→ **EXERCISE INSTRUCTIONS**:
Would you please copy out each entry exactly?

→ **SUPPLIED ENTRIES**:

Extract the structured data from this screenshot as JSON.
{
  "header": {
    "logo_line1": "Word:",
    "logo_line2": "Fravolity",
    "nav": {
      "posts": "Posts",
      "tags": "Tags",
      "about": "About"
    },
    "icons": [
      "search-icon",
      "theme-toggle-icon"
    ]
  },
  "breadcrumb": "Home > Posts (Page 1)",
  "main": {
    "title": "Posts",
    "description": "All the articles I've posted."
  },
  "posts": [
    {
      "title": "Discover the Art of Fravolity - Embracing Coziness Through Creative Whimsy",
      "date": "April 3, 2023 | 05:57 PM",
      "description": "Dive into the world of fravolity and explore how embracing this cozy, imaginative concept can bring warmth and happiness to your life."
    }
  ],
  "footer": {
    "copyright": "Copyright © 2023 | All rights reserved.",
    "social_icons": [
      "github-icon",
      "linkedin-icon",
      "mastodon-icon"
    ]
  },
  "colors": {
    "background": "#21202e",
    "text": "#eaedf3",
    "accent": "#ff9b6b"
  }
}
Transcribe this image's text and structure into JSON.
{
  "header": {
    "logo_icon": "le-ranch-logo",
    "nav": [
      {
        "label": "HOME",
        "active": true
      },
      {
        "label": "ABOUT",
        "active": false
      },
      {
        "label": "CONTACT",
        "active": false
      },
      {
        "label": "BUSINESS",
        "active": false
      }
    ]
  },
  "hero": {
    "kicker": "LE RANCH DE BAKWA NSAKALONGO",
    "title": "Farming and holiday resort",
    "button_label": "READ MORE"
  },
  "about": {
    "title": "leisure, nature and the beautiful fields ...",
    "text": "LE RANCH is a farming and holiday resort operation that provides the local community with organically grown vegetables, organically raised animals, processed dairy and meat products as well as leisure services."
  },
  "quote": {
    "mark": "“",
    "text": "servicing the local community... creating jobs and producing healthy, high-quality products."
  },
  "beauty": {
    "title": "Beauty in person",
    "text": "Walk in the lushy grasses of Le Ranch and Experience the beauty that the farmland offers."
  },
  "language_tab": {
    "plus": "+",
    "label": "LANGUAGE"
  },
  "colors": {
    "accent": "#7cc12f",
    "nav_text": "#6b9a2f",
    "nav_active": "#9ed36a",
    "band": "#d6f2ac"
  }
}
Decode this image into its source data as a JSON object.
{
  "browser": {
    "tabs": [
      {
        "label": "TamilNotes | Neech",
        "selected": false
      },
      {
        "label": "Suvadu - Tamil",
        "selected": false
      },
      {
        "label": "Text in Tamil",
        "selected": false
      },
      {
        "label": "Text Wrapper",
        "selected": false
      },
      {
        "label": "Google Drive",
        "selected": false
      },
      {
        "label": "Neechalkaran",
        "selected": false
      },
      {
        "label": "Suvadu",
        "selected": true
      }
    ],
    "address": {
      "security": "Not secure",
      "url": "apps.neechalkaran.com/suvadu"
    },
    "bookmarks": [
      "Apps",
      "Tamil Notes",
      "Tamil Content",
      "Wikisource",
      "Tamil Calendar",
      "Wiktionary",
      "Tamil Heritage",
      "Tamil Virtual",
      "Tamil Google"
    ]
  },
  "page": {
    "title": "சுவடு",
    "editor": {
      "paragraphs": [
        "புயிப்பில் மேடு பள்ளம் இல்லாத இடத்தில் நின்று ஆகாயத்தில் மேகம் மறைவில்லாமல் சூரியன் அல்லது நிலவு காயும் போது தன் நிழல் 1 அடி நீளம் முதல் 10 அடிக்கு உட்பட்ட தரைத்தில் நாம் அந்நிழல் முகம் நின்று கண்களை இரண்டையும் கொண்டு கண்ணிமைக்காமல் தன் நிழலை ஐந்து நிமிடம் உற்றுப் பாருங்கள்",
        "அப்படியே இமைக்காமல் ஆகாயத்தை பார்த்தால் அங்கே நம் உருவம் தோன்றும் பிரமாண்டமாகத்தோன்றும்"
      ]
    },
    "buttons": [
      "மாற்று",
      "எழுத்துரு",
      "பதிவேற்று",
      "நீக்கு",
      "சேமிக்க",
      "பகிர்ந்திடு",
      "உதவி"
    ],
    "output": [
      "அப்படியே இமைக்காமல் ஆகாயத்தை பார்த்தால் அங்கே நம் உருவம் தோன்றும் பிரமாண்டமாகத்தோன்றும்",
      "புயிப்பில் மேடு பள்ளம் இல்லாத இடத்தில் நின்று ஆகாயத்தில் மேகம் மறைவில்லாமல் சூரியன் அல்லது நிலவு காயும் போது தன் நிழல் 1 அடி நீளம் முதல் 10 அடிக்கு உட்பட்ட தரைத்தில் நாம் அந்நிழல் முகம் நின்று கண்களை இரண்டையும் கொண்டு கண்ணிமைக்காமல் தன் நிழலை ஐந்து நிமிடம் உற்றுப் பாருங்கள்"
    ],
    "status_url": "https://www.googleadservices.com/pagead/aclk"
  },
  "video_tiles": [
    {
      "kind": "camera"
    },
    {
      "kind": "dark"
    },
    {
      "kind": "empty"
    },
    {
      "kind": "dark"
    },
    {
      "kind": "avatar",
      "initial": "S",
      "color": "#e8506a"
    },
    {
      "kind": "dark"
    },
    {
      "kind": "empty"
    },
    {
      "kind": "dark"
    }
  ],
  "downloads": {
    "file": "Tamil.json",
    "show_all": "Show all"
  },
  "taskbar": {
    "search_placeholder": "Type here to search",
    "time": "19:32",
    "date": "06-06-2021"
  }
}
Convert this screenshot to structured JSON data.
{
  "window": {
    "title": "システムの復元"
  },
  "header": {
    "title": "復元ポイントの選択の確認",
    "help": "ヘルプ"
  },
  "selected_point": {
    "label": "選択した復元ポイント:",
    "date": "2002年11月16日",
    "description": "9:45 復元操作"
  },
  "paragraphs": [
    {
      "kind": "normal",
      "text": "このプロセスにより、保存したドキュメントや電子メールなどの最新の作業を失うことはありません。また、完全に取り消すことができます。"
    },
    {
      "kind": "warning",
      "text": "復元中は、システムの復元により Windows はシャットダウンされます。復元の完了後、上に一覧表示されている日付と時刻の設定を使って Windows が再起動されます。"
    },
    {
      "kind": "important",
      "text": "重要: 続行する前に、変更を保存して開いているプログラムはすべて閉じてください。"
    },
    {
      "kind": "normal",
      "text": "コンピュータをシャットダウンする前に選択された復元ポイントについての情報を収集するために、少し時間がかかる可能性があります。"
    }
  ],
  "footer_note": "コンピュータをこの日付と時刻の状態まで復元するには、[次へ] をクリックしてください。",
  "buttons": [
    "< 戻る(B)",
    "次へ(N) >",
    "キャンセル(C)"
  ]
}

→ **YOUR SOLUTION**:
Extract the structured data from this screenshot as JSON.
{
  "header": {
    "logo_line1": "Word:",
    "logo_line2": "Fravolity",
    "nav": {
      "posts": "Posts",
      "tags": "Tags",
      "about": "About"
    },
    "icons": [
      "search-icon",
      "theme-toggle-icon"
    ]
  },
  "breadcrumb": "Home > Posts (Page 1)",
  "main": {
    "title": "Posts",
    "description": "All the articles I've posted."
  },
  "posts": [
    {
      "title": "Discover the Art of Fravolity - Embracing Coziness Through Creative Whimsy",
      "date": "April 3, 2023 | 05:57 PM",
      "description": "Dive into the world of fravolity and explore how embracing this cozy, imaginative concept can bring warmth and happiness to your life."
    }
  ],
  "footer": {
    "copyright": "Copyright © 2023 | All rights reserved.",
    "social_icons": [
      "github-icon",
      "linkedin-icon",
      "mastodon-icon"
    ]
  },
  "colors": {
    "background": "#21202e",
    "text": "#eaedf3",
    "accent": "#ff9b6b"
  }
}
Transcribe this image's text and structure into JSON.
{
  "header": {
    "logo_icon": "le-ranch-logo",
    "nav": [
      {
        "label": "HOME",
        "active": true
      },
      {
        "label": "ABOUT",
        "active": false
      },
      {
        "label": "CONTACT",
        "active": false
      },
      {
        "label": "BUSINESS",
        "active": false
      }
    ]
  },
  "hero": {
    "kicker": "LE RANCH DE BAKWA NSAKALONGO",
    "title": "Farming and holiday resort",
    "button_label": "READ MORE"
  },
  "about": {
    "title": "leisure, nature and the beautiful fields ...",
    "text": "LE RANCH is a farming and holiday resort operation that provides the local community with organically grown vegetables, organically raised animals, processed dairy and meat products as well as leisure services."
  },
  "quote": {
    "mark": "“",
    "text": "servicing the local community... creating jobs and producing healthy, high-quality products."
  },
  "beauty": {
    "title": "Beauty in person",
    "text": "Walk in the lushy grasses of Le Ranch and Experience the beauty that the farmland offers."
  },
  "language_tab": {
    "plus": "+",
    "label": "LANGUAGE"
  },
  "colors": {
    "accent": "#7cc12f",
    "nav_text": "#6b9a2f",
    "nav_active": "#9ed36a",
    "band": "#d6f2ac"
  }
}
Decode this image into its source data as a JSON object.
{
  "browser": {
    "tabs": [
      {
        "label": "TamilNotes | Neech",
        "selected": false
      },
      {
        "label": "Suvadu - Tamil",
        "selected": false
      },
      {
        "label": "Text in Tamil",
        "selected": false
      },
      {
        "label": "Text Wrapper",
        "selected": false
      },
      {
        "label": "Google Drive",
        "selected": false
      },
      {
        "label": "Neechalkaran",
        "selected": false
      },
      {
        "label": "Suvadu",
        "selected": true
      }
    ],
    "address": {
      "security": "Not secure",
      "url": "apps.neechalkaran.com/suvadu"
    },
    "bookmarks": [
      "Apps",
      "Tamil Notes",
      "Tamil Content",
      "Wikisource",
      "Tamil Calendar",
      "Wiktionary",
      "Tamil Heritage",
      "Tamil Virtual",
      "Tamil Google"
    ]
  },
  "page": {
    "title": "சுவடு",
    "editor": {
      "paragraphs": [
        "புயிப்பில் மேடு பள்ளம் இல்லாத இடத்தில் நின்று ஆகாயத்தில் மேகம் மறைவில்லாமல் சூரியன் அல்லது நிலவு காயும் போது தன் நிழல் 1 அடி நீளம் முதல் 10 அடிக்கு உட்பட்ட தரைத்தில் நாம் அந்நிழல் முகம் நின்று கண்களை இரண்டையும் கொண்டு கண்ணிமைக்காமல் தன் நிழலை ஐந்து நிமிடம் உற்றுப் பாருங்கள்",
        "அப்படியே இமைக்காமல் ஆகாயத்தை பார்த்தால் அங்கே நம் உருவம் தோன்றும் பிரமாண்டமாகத்தோன்றும்"
      ]
    },
    "buttons": [
      "மாற்று",
      "எழுத்துரு",
      "பதிவேற்று",
      "நீக்கு",
      "சேமிக்க",
      "பகிர்ந்திடு",
      "உதவி"
    ],
    "output": [
      "அப்படியே இமைக்காமல் ஆகாயத்தை பார்த்தால் அங்கே நம் உருவம் தோன்றும் பிரமாண்டமாகத்தோன்றும்",
      "புயிப்பில் மேடு பள்ளம் இல்லாத இடத்தில் நின்று ஆகாயத்தில் மேகம் மறைவில்லாமல் சூரியன் அல்லது நிலவு காயும் போது தன் நிழல் 1 அடி நீளம் முதல் 10 அடிக்கு உட்பட்ட தரைத்தில் நாம் அந்நிழல் முகம் நின்று கண்களை இரண்டையும் கொண்டு கண்ணிமைக்காமல் தன் நிழலை ஐந்து நிமிடம் உற்றுப் பாருங்கள்"
    ],
    "status_url": "https://www.googleadservices.com/pagead/aclk"
  },
  "video_tiles": [
    {
      "kind": "camera"
    },
    {
      "kind": "dark"
    },
    {
      "kind": "empty"
    },
    {
      "kind": "dark"
    },
    {
      "kind": "avatar",
      "initial": "S",
      "color": "#e8506a"
    },
    {
      "kind": "dark"
    },
    {
      "kind": "empty"
    },
    {
      "kind": "dark"
    }
  ],
  "downloads": {
    "file": "Tamil.json",
    "show_all": "Show all"
  },
  "taskbar": {
    "search_placeholder": "Type here to search",
    "time": "19:32",
    "date": "06-06-2021"
  }
}
Convert this screenshot to structured JSON data.
{
  "window": {
    "title": "システムの復元"
  },
  "header": {
    "title": "復元ポイントの選択の確認",
    "help": "ヘルプ"
  },
  "selected_point": {
    "label": "選択した復元ポイント:",
    "date": "2002年11月16日",
    "description": "9:45 復元操作"
  },
  "paragraphs": [
    {
      "kind": "normal",
      "text": "このプロセスにより、保存したドキュメントや電子メールなどの最新の作業を失うことはありません。また、完全に取り消すことができます。"
    },
    {
      "kind": "warning",
      "text": "復元中は、システムの復元により Windows はシャットダウンされます。復元の完了後、上に一覧表示されている日付と時刻の設定を使って Windows が再起動されます。"
    },
    {
      "kind": "important",
      "text": "重要: 続行する前に、変更を保存して開いているプログラムはすべて閉じてください。"
    },
    {
      "kind": "normal",
      "text": "コンピュータをシャットダウンする前に選択された復元ポイントについての情報を収集するために、少し時間がかかる可能性があります。"
    }
  ],
  "footer_note": "コンピュータをこの日付と時刻の状態まで復元するには、[次へ] をクリックしてください。",
  "buttons": [
    "< 戻る(B)",
    "次へ(N) >",
    "キャンセル(C)"
  ]
}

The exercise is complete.